One of the four core values at Rokt is being customer obsessed, an important value to embody especially when it comes to User Experience (UX). With the significant UX changes we have recently made, we sat down with James Voltz, SVP of User Experience, to discuss his long history with Rokt, how UX is more than just about the aesthetics and the musician he would have a classic NYC dinner with (scroll down for the full interview).
Q: Tell us about yourself.
A: My name is James Voltz and I am the SVP of User Experience here at Rokt. As one of the original employees, I have worn many hats over the years, shifting focus based on where I could add the most value at the time – from product, partner management, and operations. Originally starting in Sydney, the Rokt’star life has seen me relocate to Singapore and now New York. Being analytical, customer and detail focused, coupled with my diverse experience, it has been a natural progression and desire for me to champion UX at Rokt.
Q: What were you doing prior to Rokt?
A: After completing my communications degree from the University of Technology in Sydney, I worked for a range of organisations including Google and Ogilvy. Then prior to beginning my long tenure at Rokt, I took 3 months to cycle 15,700kms (10K miles) around Australia as part of a six-man team raising awareness and $1.2 million for kids with rare diseases (Cycle for SMILE).
Q: What does championing UX at Rokt entail?
A: I think there is a natural bias for many to think of UX as the visual delivery of the product. In fact, it’s much more – it’s the seamless culmination of design and technology. The effectiveness of a company like Rokt and the sites we work with is just as much about the content displayed as the way it’s displayed. One can have the most aesthetically pleasing and usable interface, however if the content isn’t relevant, it has failed. For us, we see huge value in meeting customer expectations – aligning on intent and consent not only provides an optimal user experience, but is vital in driving quality outcomes for our clients.

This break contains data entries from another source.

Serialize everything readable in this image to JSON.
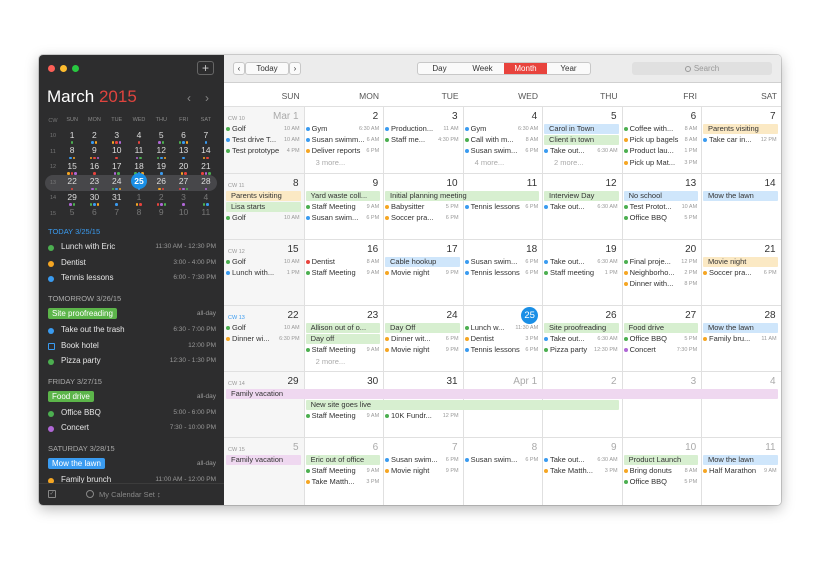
{
  "sidebar": {
    "add_label": "+",
    "month_name": "March",
    "year": "2015",
    "prev_arrow": "‹",
    "next_arrow": "›",
    "mini_headers": [
      "CW",
      "SUN",
      "MON",
      "TUE",
      "WED",
      "THU",
      "FRI",
      "SAT"
    ],
    "mini_weeks": [
      {
        "cw": "10",
        "days": [
          "1",
          "2",
          "3",
          "4",
          "5",
          "6",
          "7"
        ]
      },
      {
        "cw": "11",
        "days": [
          "8",
          "9",
          "10",
          "11",
          "12",
          "13",
          "14"
        ]
      },
      {
        "cw": "12",
        "days": [
          "15",
          "16",
          "17",
          "18",
          "19",
          "20",
          "21"
        ]
      },
      {
        "cw": "13",
        "days": [
          "22",
          "23",
          "24",
          "25",
          "26",
          "27",
          "28"
        ]
      },
      {
        "cw": "14",
        "days": [
          "29",
          "30",
          "31",
          "1",
          "2",
          "3",
          "4"
        ]
      },
      {
        "cw": "15",
        "days": [
          "5",
          "6",
          "7",
          "8",
          "9",
          "10",
          "11"
        ]
      }
    ],
    "agenda": [
      {
        "header": "TODAY 3/25/15",
        "items": [
          {
            "title": "Lunch with Eric",
            "time": "11:30 AM - 12:30 PM",
            "color": "#4caf50"
          },
          {
            "title": "Dentist",
            "time": "3:00 - 4:00 PM",
            "color": "#f5a623"
          },
          {
            "title": "Tennis lessons",
            "time": "6:00 - 7:30 PM",
            "color": "#3a9bf0"
          }
        ]
      },
      {
        "header": "TOMORROW 3/26/15",
        "items": [
          {
            "title": "Site proofreading",
            "time": "all-day",
            "pill": "#5cb54a"
          },
          {
            "title": "Take out the trash",
            "time": "6:30 - 7:00 PM",
            "color": "#3a9bf0"
          },
          {
            "title": "Book hotel",
            "time": "12:00 PM",
            "square": true
          },
          {
            "title": "Pizza party",
            "time": "12:30 - 1:30 PM",
            "color": "#4caf50"
          }
        ]
      },
      {
        "header": "FRIDAY 3/27/15",
        "items": [
          {
            "title": "Food drive",
            "time": "all-day",
            "pill": "#5cb54a"
          },
          {
            "title": "Office BBQ",
            "time": "5:00 - 6:00 PM",
            "color": "#4caf50"
          },
          {
            "title": "Concert",
            "time": "7:30 - 10:00 PM",
            "color": "#b067d6"
          }
        ]
      },
      {
        "header": "SATURDAY 3/28/15",
        "items": [
          {
            "title": "Mow the lawn",
            "time": "all-day",
            "pill": "#3a9bf0"
          },
          {
            "title": "Family brunch",
            "time": "11:00 AM - 12:00 PM",
            "color": "#f5a623"
          }
        ]
      }
    ],
    "calendar_set": "My Calendar Set ↕"
  },
  "toolbar": {
    "prev": "‹",
    "today": "Today",
    "next": "›",
    "views": [
      "Day",
      "Week",
      "Month",
      "Year"
    ],
    "active_view": "Month",
    "search_placeholder": "Search"
  },
  "grid": {
    "day_headers": [
      "SUN",
      "MON",
      "TUE",
      "WED",
      "THU",
      "FRI",
      "SAT"
    ],
    "weeks": [
      {
        "cw": "CW 10",
        "days": [
          {
            "num": "Mar 1",
            "dim": true,
            "events": [
              {
                "n": "Golf",
                "t": "10 AM",
                "c": "#4caf50"
              },
              {
                "n": "Test drive T...",
                "t": "10 AM",
                "c": "#3a9bf0"
              },
              {
                "n": "Test prototype",
                "t": "4 PM",
                "c": "#4caf50"
              }
            ]
          },
          {
            "num": "2",
            "events": [
              {
                "n": "Gym",
                "t": "6:30 AM",
                "c": "#3a9bf0"
              },
              {
                "n": "Susan swimm...",
                "t": "6 AM",
                "c": "#3a9bf0"
              },
              {
                "n": "Deliver reports",
                "t": "6 PM",
                "c": "#f5a623"
              },
              {
                "n": "3 more...",
                "more": true
              }
            ]
          },
          {
            "num": "3",
            "events": [
              {
                "n": "Production...",
                "t": "11 AM",
                "c": "#3a9bf0"
              },
              {
                "n": "Staff me...",
                "t": "4:30 PM",
                "c": "#4caf50"
              }
            ]
          },
          {
            "num": "4",
            "events": [
              {
                "n": "Gym",
                "t": "6:30 AM",
                "c": "#3a9bf0"
              },
              {
                "n": "Call with m...",
                "t": "8 AM",
                "c": "#4caf50"
              },
              {
                "n": "Susan swim...",
                "t": "6 PM",
                "c": "#3a9bf0"
              },
              {
                "n": "4 more...",
                "more": true
              }
            ]
          },
          {
            "num": "5",
            "events": [
              {
                "blk": "Carol in Town",
                "bg": "#cfe6fb"
              },
              {
                "blk": "Client in town",
                "bg": "#d7efd0"
              },
              {
                "n": "Take out...",
                "t": "6:30 AM",
                "c": "#3a9bf0"
              },
              {
                "n": "2 more...",
                "more": true
              }
            ]
          },
          {
            "num": "6",
            "events": [
              {
                "n": "Coffee with...",
                "t": "8 AM",
                "c": "#4caf50"
              },
              {
                "n": "Pick up bagels",
                "t": "8 AM",
                "c": "#f5a623"
              },
              {
                "n": "Product lau...",
                "t": "1 PM",
                "c": "#4caf50"
              },
              {
                "n": "Pick up Mat...",
                "t": "3 PM",
                "c": "#f5a623"
              }
            ]
          },
          {
            "num": "7",
            "events": [
              {
                "blk": "Parents visiting",
                "bg": "#fbe9c4"
              },
              {
                "n": "Take car in...",
                "t": "12 PM",
                "c": "#3a9bf0"
              }
            ]
          }
        ]
      },
      {
        "cw": "CW 11",
        "days": [
          {
            "num": "8",
            "events": [
              {
                "blk": "Parents visiting",
                "bg": "#fbe9c4"
              },
              {
                "blk": "Lisa starts",
                "bg": "#d7efd0"
              },
              {
                "n": "Golf",
                "t": "10 AM",
                "c": "#4caf50"
              }
            ]
          },
          {
            "num": "9",
            "events": [
              {
                "blk": "Yard waste coll...",
                "bg": "#d7efd0"
              },
              {
                "n": "Staff Meeting",
                "t": "9 AM",
                "c": "#4caf50"
              },
              {
                "n": "Susan swim...",
                "t": "6 PM",
                "c": "#3a9bf0"
              }
            ]
          },
          {
            "num": "10",
            "events": [
              {
                "n": "",
                "t": ""
              },
              {
                "n": "Babysitter",
                "t": "5 PM",
                "c": "#f5a623"
              },
              {
                "n": "Soccer pra...",
                "t": "6 PM",
                "c": "#f5a623"
              }
            ]
          },
          {
            "num": "11",
            "events": [
              {
                "n": "",
                "t": ""
              },
              {
                "n": "Tennis lessons",
                "t": "6 PM",
                "c": "#3a9bf0"
              }
            ]
          },
          {
            "num": "12",
            "events": [
              {
                "blk": "Interview Day",
                "bg": "#d7efd0"
              },
              {
                "n": "Take out...",
                "t": "6:30 AM",
                "c": "#3a9bf0"
              }
            ]
          },
          {
            "num": "13",
            "events": [
              {
                "blk": "No school",
                "bg": "#cfe6fb"
              },
              {
                "n": "Test Protot...",
                "t": "10 AM",
                "c": "#4caf50"
              },
              {
                "n": "Office BBQ",
                "t": "5 PM",
                "c": "#4caf50"
              }
            ]
          },
          {
            "num": "14",
            "events": [
              {
                "blk": "Mow the lawn",
                "bg": "#cfe6fb"
              }
            ]
          }
        ]
      },
      {
        "cw": "CW 12",
        "days": [
          {
            "num": "15",
            "events": [
              {
                "n": "Golf",
                "t": "10 AM",
                "c": "#4caf50"
              },
              {
                "n": "Lunch with...",
                "t": "1 PM",
                "c": "#3a9bf0"
              }
            ]
          },
          {
            "num": "16",
            "events": [
              {
                "n": "Dentist",
                "t": "8 AM",
                "c": "#e8433d"
              },
              {
                "n": "Staff Meeting",
                "t": "9 AM",
                "c": "#4caf50"
              }
            ]
          },
          {
            "num": "17",
            "events": [
              {
                "blk": "Cable hookup",
                "bg": "#cfe6fb"
              },
              {
                "n": "Movie night",
                "t": "9 PM",
                "c": "#f5a623"
              }
            ]
          },
          {
            "num": "18",
            "events": [
              {
                "n": "Susan swim...",
                "t": "6 PM",
                "c": "#3a9bf0"
              },
              {
                "n": "Tennis lessons",
                "t": "6 PM",
                "c": "#3a9bf0"
              }
            ]
          },
          {
            "num": "19",
            "events": [
              {
                "n": "Take out...",
                "t": "6:30 AM",
                "c": "#3a9bf0"
              },
              {
                "n": "Staff meeting",
                "t": "1 PM",
                "c": "#4caf50"
              }
            ]
          },
          {
            "num": "20",
            "events": [
              {
                "n": "Final proje...",
                "t": "12 PM",
                "c": "#4caf50"
              },
              {
                "n": "Neighborho...",
                "t": "2 PM",
                "c": "#f5a623"
              },
              {
                "n": "Dinner with...",
                "t": "8 PM",
                "c": "#f5a623"
              }
            ]
          },
          {
            "num": "21",
            "events": [
              {
                "blk": "Movie night",
                "bg": "#fbe9c4"
              },
              {
                "n": "Soccer pra...",
                "t": "6 PM",
                "c": "#f5a623"
              }
            ]
          }
        ]
      },
      {
        "cw": "CW 13",
        "cwblue": true,
        "days": [
          {
            "num": "22",
            "events": [
              {
                "n": "Golf",
                "t": "10 AM",
                "c": "#4caf50"
              },
              {
                "n": "Dinner wi...",
                "t": "6:30 PM",
                "c": "#f5a623"
              }
            ]
          },
          {
            "num": "23",
            "events": [
              {
                "blk": "Allison out of o...",
                "bg": "#d7efd0"
              },
              {
                "blk": "Day off",
                "bg": "#d7efd0"
              },
              {
                "n": "Staff Meeting",
                "t": "9 AM",
                "c": "#4caf50"
              },
              {
                "n": "2 more...",
                "more": true
              }
            ]
          },
          {
            "num": "24",
            "events": [
              {
                "blk": "Day Off",
                "bg": "#d7efd0"
              },
              {
                "n": "Dinner wit...",
                "t": "6 PM",
                "c": "#f5a623"
              },
              {
                "n": "Movie night",
                "t": "9 PM",
                "c": "#f5a623"
              }
            ]
          },
          {
            "num": "25",
            "today": true,
            "events": [
              {
                "n": "Lunch w...",
                "t": "11:30 AM",
                "c": "#4caf50"
              },
              {
                "n": "Dentist",
                "t": "3 PM",
                "c": "#f5a623"
              },
              {
                "n": "Tennis lessons",
                "t": "6 PM",
                "c": "#3a9bf0"
              }
            ]
          },
          {
            "num": "26",
            "events": [
              {
                "blk": "Site proofreading",
                "bg": "#d7efd0"
              },
              {
                "n": "Take out...",
                "t": "6:30 AM",
                "c": "#3a9bf0"
              },
              {
                "n": "Pizza party",
                "t": "12:30 PM",
                "c": "#4caf50"
              }
            ]
          },
          {
            "num": "27",
            "events": [
              {
                "blk": "Food drive",
                "bg": "#d7efd0"
              },
              {
                "n": "Office BBQ",
                "t": "5 PM",
                "c": "#4caf50"
              },
              {
                "n": "Concert",
                "t": "7:30 PM",
                "c": "#b067d6"
              }
            ]
          },
          {
            "num": "28",
            "events": [
              {
                "blk": "Mow the lawn",
                "bg": "#cfe6fb"
              },
              {
                "n": "Family bru...",
                "t": "11 AM",
                "c": "#f5a623"
              }
            ]
          }
        ]
      },
      {
        "cw": "CW 14",
        "days": [
          {
            "num": "29",
            "events": []
          },
          {
            "num": "30",
            "events": [
              {
                "n": "",
                "t": ""
              },
              {
                "n": "",
                "t": ""
              },
              {
                "n": "Staff Meeting",
                "t": "9 AM",
                "c": "#4caf50"
              }
            ]
          },
          {
            "num": "31",
            "events": [
              {
                "n": "",
                "t": ""
              },
              {
                "n": "",
                "t": ""
              },
              {
                "n": "10K Fundr...",
                "t": "12 PM",
                "c": "#4caf50"
              }
            ]
          },
          {
            "num": "Apr 1",
            "dim": true,
            "events": []
          },
          {
            "num": "2",
            "dim": true,
            "events": []
          },
          {
            "num": "3",
            "dim": true,
            "events": []
          },
          {
            "num": "4",
            "dim": true,
            "events": []
          }
        ]
      },
      {
        "cw": "CW 15",
        "days": [
          {
            "num": "5",
            "dim": true,
            "events": [
              {
                "blk": "Family vacation",
                "bg": "#efd8f0"
              }
            ]
          },
          {
            "num": "6",
            "dim": true,
            "events": [
              {
                "blk": "Eric out of office",
                "bg": "#d7efd0"
              },
              {
                "n": "Staff Meeting",
                "t": "9 AM",
                "c": "#4caf50"
              },
              {
                "n": "Take Matth...",
                "t": "3 PM",
                "c": "#f5a623"
              }
            ]
          },
          {
            "num": "7",
            "dim": true,
            "events": [
              {
                "n": "Susan swim...",
                "t": "6 PM",
                "c": "#3a9bf0"
              },
              {
                "n": "Movie night",
                "t": "9 PM",
                "c": "#f5a623"
              }
            ]
          },
          {
            "num": "8",
            "dim": true,
            "events": [
              {
                "n": "Susan swim...",
                "t": "6 PM",
                "c": "#3a9bf0"
              }
            ]
          },
          {
            "num": "9",
            "dim": true,
            "events": [
              {
                "n": "Take out...",
                "t": "6:30 AM",
                "c": "#3a9bf0"
              },
              {
                "n": "Take Matth...",
                "t": "3 PM",
                "c": "#f5a623"
              }
            ]
          },
          {
            "num": "10",
            "dim": true,
            "events": [
              {
                "blk": "Product Launch",
                "bg": "#d7efd0"
              },
              {
                "n": "Bring donuts",
                "t": "8 AM",
                "c": "#f5a623"
              },
              {
                "n": "Office BBQ",
                "t": "5 PM",
                "c": "#4caf50"
              }
            ]
          },
          {
            "num": "11",
            "dim": true,
            "events": [
              {
                "blk": "Mow the lawn",
                "bg": "#cfe6fb"
              },
              {
                "n": "Half Marathon",
                "t": "9 AM",
                "c": "#f5a623"
              }
            ]
          }
        ]
      }
    ],
    "spans": [
      {
        "week": 1,
        "from": 2,
        "to": 3,
        "title": "Initial planning meeting",
        "bg": "#d7efd0"
      },
      {
        "week": 4,
        "from": 0,
        "to": 6,
        "title": "Family vacation",
        "bg": "#efd8f0"
      },
      {
        "week": 4,
        "from": 1,
        "to": 4,
        "row": 1,
        "title": "New site goes live",
        "bg": "#d7efd0"
      }
    ]
  }
}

I love the diversity in the problems we’re solving, and ultimately the common goal – to improve the user experience, making it more usable, relevant, desirable, memorable and valuable. It’s fascinating to see where the work comes from, it may stem from customer feedback left on social media, conversation with a client, a trend we’re seeing from data, or a passing remark from a coworker. However it starts, the process is very much the same: identify an area of improvement, build some hypotheses, test the solutions, analyse the results and deploy the optimum solution.
The diversity in the solutions often feed into more than just changes in the design or technology – it informs the policies, culture and best practices we action with our clients.
Q: And how does tech inform UX?
A: In my experience, tech is the most important ingredient in achieving an optimal UX. Predominantly because it’s the brain that determines what content is displayed to which customer – the relevancy, reliability and speed in these decisions are key. A customer will sacrifice design for relevance and value, but rarely the other way around.
As Rokt has evolved we have bolstered our product and engineering resources, enabling us to improve the technology to support a better UX. We constantly experiment and the learnings feed into the improvement of our technology. It’s a vortex, as these tech improvements allow us to conduct new and more sophisticated UX experimentation, which lead to further tech evolution, and so on.
Q: Talk about Rokt’s latest UX initiatives.
A: So far in 2019, we have been focused on simplifying our proposition and improving efficiency. We’ve removed ineffective steps, tweaked design elements to further qualify customers and added additional smarts around certain elements, making them dynamic, which facilitates greater optimisation and relevance for customers. The result is a more concise, intuitive and consistent experience that benefits all parties – customers and clients.
Q: The needs and wants of customers often change seemingly overnight. How can companies stay relevant in the face of constant change?
A: The barriers to entry for new players to compete online is reducing by the day. In my opinion, the winners will be those that obsess over and evolve with their customers – constantly re-evaluating relevance and delivering value. The ability to ingest data and effectively make real-time decisions will give the winning edge, and is something I’m particularly passionate about. Making a difference for each individual, rather than assumptions based on the cohort the customer fits within.
Q: And finally, a Rokt must-ask: which musician would you have dinner with and at which NYC restaurant?
A: Random, but I’d say dumplings and egg tart from Chinese Tuxedo in a private jet with Robbie Williams. Why… Probably the best Chinese food I have come across, not something I’d expect in NY after living in Asia for 4 years. And Robbie Williams, because the guy is a born entertainer – probably full of mindblowing stories, often the result of some bad decisions. All assuming Robbie will cover the cost of the private jet.